Let the Nurturers Nurture

There were some amazing stories of human courage and compassion that came out of the horrors in Newtown, Connecticut. Teacher Vicki Soto gave her precious young life to protect her tiny first graders. Shielding them from harm was her first instinct and her last act. In the face of terror unimaginable, her instinct to protect the defenseless students who depended on her for their safety and well-being did not fail. If you think about it, she did this very thing each and every day. She went to that school and protected those children from the meanness of life as she spoke to them, I’m sure, in gentle teacher tones about being nice to one another, sharing, how to treat others who were different than them. She made choices daily about what language and tone to use in front of children, what attitudes to take and what clothes to wear. I didn’t know this amazing teacher, but in reading about her and knowing the calling she followed with her life, I can say with confidence that she spent the five years of her all-too-short career protecting little ones from harm on a daily basis. […]

Data-Driven Politics

One of the driving forces behind the advancement of bubble-test tyranny in our school systems today is the concept of data-driven decision-making. Back before we tested every student in every subject on almost every day of the year, cigar-chomping school administrators just pulled decisions out of their backsides and hoped they worked. They threw the proverbial spaghetti at the wall to see if it would stick. This is why the USA was a wasteland of writhing ignorance before Pearson and ETS came along and saved us. The poor benighted administrators operating in the pre-Pearson epoch couldn’t be sure if the decisions they made actually did any good. How could they possibly know without any bubble test scores going up or down? These were the dark ages of education, when decisions were made based on human interactions and personal feedback. […]

Unreason on the Throne of American Thought
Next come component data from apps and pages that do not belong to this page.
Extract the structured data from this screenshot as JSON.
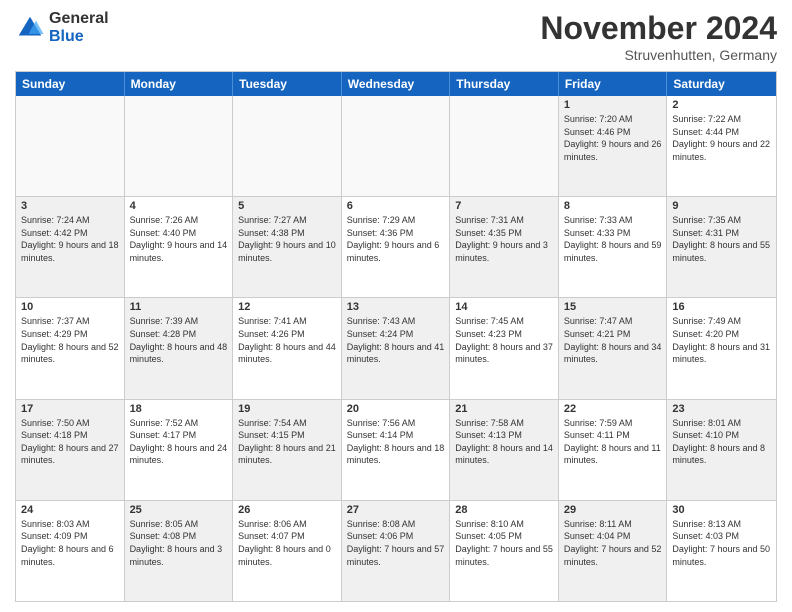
{
  "header": {
    "logo_general": "General",
    "logo_blue": "Blue",
    "month_title": "November 2024",
    "location": "Struvenhutten, Germany"
  },
  "calendar": {
    "days_of_week": [
      "Sunday",
      "Monday",
      "Tuesday",
      "Wednesday",
      "Thursday",
      "Friday",
      "Saturday"
    ],
    "weeks": [
      [
        {
          "day": "",
          "text": "",
          "empty": true
        },
        {
          "day": "",
          "text": "",
          "empty": true
        },
        {
          "day": "",
          "text": "",
          "empty": true
        },
        {
          "day": "",
          "text": "",
          "empty": true
        },
        {
          "day": "",
          "text": "",
          "empty": true
        },
        {
          "day": "1",
          "text": "Sunrise: 7:20 AM\nSunset: 4:46 PM\nDaylight: 9 hours and 26 minutes.",
          "shaded": true
        },
        {
          "day": "2",
          "text": "Sunrise: 7:22 AM\nSunset: 4:44 PM\nDaylight: 9 hours and 22 minutes.",
          "shaded": false
        }
      ],
      [
        {
          "day": "3",
          "text": "Sunrise: 7:24 AM\nSunset: 4:42 PM\nDaylight: 9 hours and 18 minutes.",
          "shaded": true
        },
        {
          "day": "4",
          "text": "Sunrise: 7:26 AM\nSunset: 4:40 PM\nDaylight: 9 hours and 14 minutes.",
          "shaded": false
        },
        {
          "day": "5",
          "text": "Sunrise: 7:27 AM\nSunset: 4:38 PM\nDaylight: 9 hours and 10 minutes.",
          "shaded": true
        },
        {
          "day": "6",
          "text": "Sunrise: 7:29 AM\nSunset: 4:36 PM\nDaylight: 9 hours and 6 minutes.",
          "shaded": false
        },
        {
          "day": "7",
          "text": "Sunrise: 7:31 AM\nSunset: 4:35 PM\nDaylight: 9 hours and 3 minutes.",
          "shaded": true
        },
        {
          "day": "8",
          "text": "Sunrise: 7:33 AM\nSunset: 4:33 PM\nDaylight: 8 hours and 59 minutes.",
          "shaded": false
        },
        {
          "day": "9",
          "text": "Sunrise: 7:35 AM\nSunset: 4:31 PM\nDaylight: 8 hours and 55 minutes.",
          "shaded": true
        }
      ],
      [
        {
          "day": "10",
          "text": "Sunrise: 7:37 AM\nSunset: 4:29 PM\nDaylight: 8 hours and 52 minutes.",
          "shaded": false
        },
        {
          "day": "11",
          "text": "Sunrise: 7:39 AM\nSunset: 4:28 PM\nDaylight: 8 hours and 48 minutes.",
          "shaded": true
        },
        {
          "day": "12",
          "text": "Sunrise: 7:41 AM\nSunset: 4:26 PM\nDaylight: 8 hours and 44 minutes.",
          "shaded": false
        },
        {
          "day": "13",
          "text": "Sunrise: 7:43 AM\nSunset: 4:24 PM\nDaylight: 8 hours and 41 minutes.",
          "shaded": true
        },
        {
          "day": "14",
          "text": "Sunrise: 7:45 AM\nSunset: 4:23 PM\nDaylight: 8 hours and 37 minutes.",
          "shaded": false
        },
        {
          "day": "15",
          "text": "Sunrise: 7:47 AM\nSunset: 4:21 PM\nDaylight: 8 hours and 34 minutes.",
          "shaded": true
        },
        {
          "day": "16",
          "text": "Sunrise: 7:49 AM\nSunset: 4:20 PM\nDaylight: 8 hours and 31 minutes.",
          "shaded": false
        }
      ],
      [
        {
          "day": "17",
          "text": "Sunrise: 7:50 AM\nSunset: 4:18 PM\nDaylight: 8 hours and 27 minutes.",
          "shaded": true
        },
        {
          "day": "18",
          "text": "Sunrise: 7:52 AM\nSunset: 4:17 PM\nDaylight: 8 hours and 24 minutes.",
          "shaded": false
        },
        {
          "day": "19",
          "text": "Sunrise: 7:54 AM\nSunset: 4:15 PM\nDaylight: 8 hours and 21 minutes.",
          "shaded": true
        },
        {
          "day": "20",
          "text": "Sunrise: 7:56 AM\nSunset: 4:14 PM\nDaylight: 8 hours and 18 minutes.",
          "shaded": false
        },
        {
          "day": "21",
          "text": "Sunrise: 7:58 AM\nSunset: 4:13 PM\nDaylight: 8 hours and 14 minutes.",
          "shaded": true
        },
        {
          "day": "22",
          "text": "Sunrise: 7:59 AM\nSunset: 4:11 PM\nDaylight: 8 hours and 11 minutes.",
          "shaded": false
        },
        {
          "day": "23",
          "text": "Sunrise: 8:01 AM\nSunset: 4:10 PM\nDaylight: 8 hours and 8 minutes.",
          "shaded": true
        }
      ],
      [
        {
          "day": "24",
          "text": "Sunrise: 8:03 AM\nSunset: 4:09 PM\nDaylight: 8 hours and 6 minutes.",
          "shaded": false
        },
        {
          "day": "25",
          "text": "Sunrise: 8:05 AM\nSunset: 4:08 PM\nDaylight: 8 hours and 3 minutes.",
          "shaded": true
        },
        {
          "day": "26",
          "text": "Sunrise: 8:06 AM\nSunset: 4:07 PM\nDaylight: 8 hours and 0 minutes.",
          "shaded": false
        },
        {
          "day": "27",
          "text": "Sunrise: 8:08 AM\nSunset: 4:06 PM\nDaylight: 7 hours and 57 minutes.",
          "shaded": true
        },
        {
          "day": "28",
          "text": "Sunrise: 8:10 AM\nSunset: 4:05 PM\nDaylight: 7 hours and 55 minutes.",
          "shaded": false
        },
        {
          "day": "29",
          "text": "Sunrise: 8:11 AM\nSunset: 4:04 PM\nDaylight: 7 hours and 52 minutes.",
          "shaded": true
        },
        {
          "day": "30",
          "text": "Sunrise: 8:13 AM\nSunset: 4:03 PM\nDaylight: 7 hours and 50 minutes.",
          "shaded": false
        }
      ]
    ]
  }
}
Conspiracy theories have long enjoyed a quirky place in American public life. We’ve questioned whether there was a second shooter when President Kennedy was assassinated, whether the moon landing actually happened, whether Elvis really died, and whether 9-11 was an inside job. Conspiracy theorists alleging UFO cover-ups have been with us for years. Alternatives to the official versions of events have proven to be resilient even in the face of overwhelming evidence to the contrary. I offer that this is because the conspiracist mindset is inoculated against logic with a sturdy defense mechanism that deftly and almost automatically eschews problematic evidence. Today, frighteningly, the conspiracy theorists’ bread-and-butter—this oft-tortuous and perhaps subconscious denial of contradictory evidence and easy embrace (and eager promulgation) of even the most questionable of supporting proofs—is threatening to own the American mind. […]

By | October 29th, 2012|Educational Reform, Opinion, Uncategorized|0 Comments
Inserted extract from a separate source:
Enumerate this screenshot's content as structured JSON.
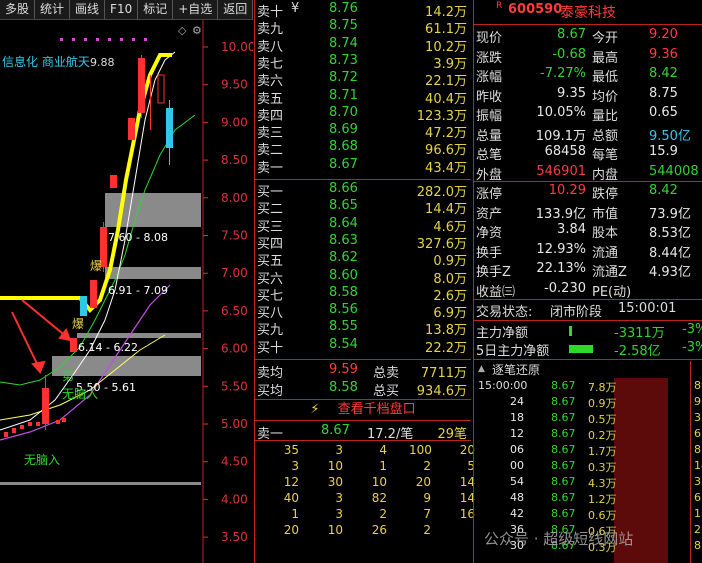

Inexcusable Sympathies

There was a time when standing up for public school teachers in the United States was not merely acceptable behavior, it was actually the cultural norm. We gave our teachers accolades in the public arena, hoping that our efforts at demonstrating our united esteem might somehow make up for the low pay we afforded them. Those days are long gone now. Speaking up on behalf of teachers almost automatically provokes a response from an assortment of folks who would prefer that we keep the focus of our national education conversation on failing schools and rubber room teachers. They have their reasons, those in the chorus screaming “Demonize them!” There are the education entrepreneurs who are engaged in deadly-serious business competition against the public schools. They want–need is a better word–public schools to sit in ill repute so that the school chains in which they hold a financial stake may expand. […]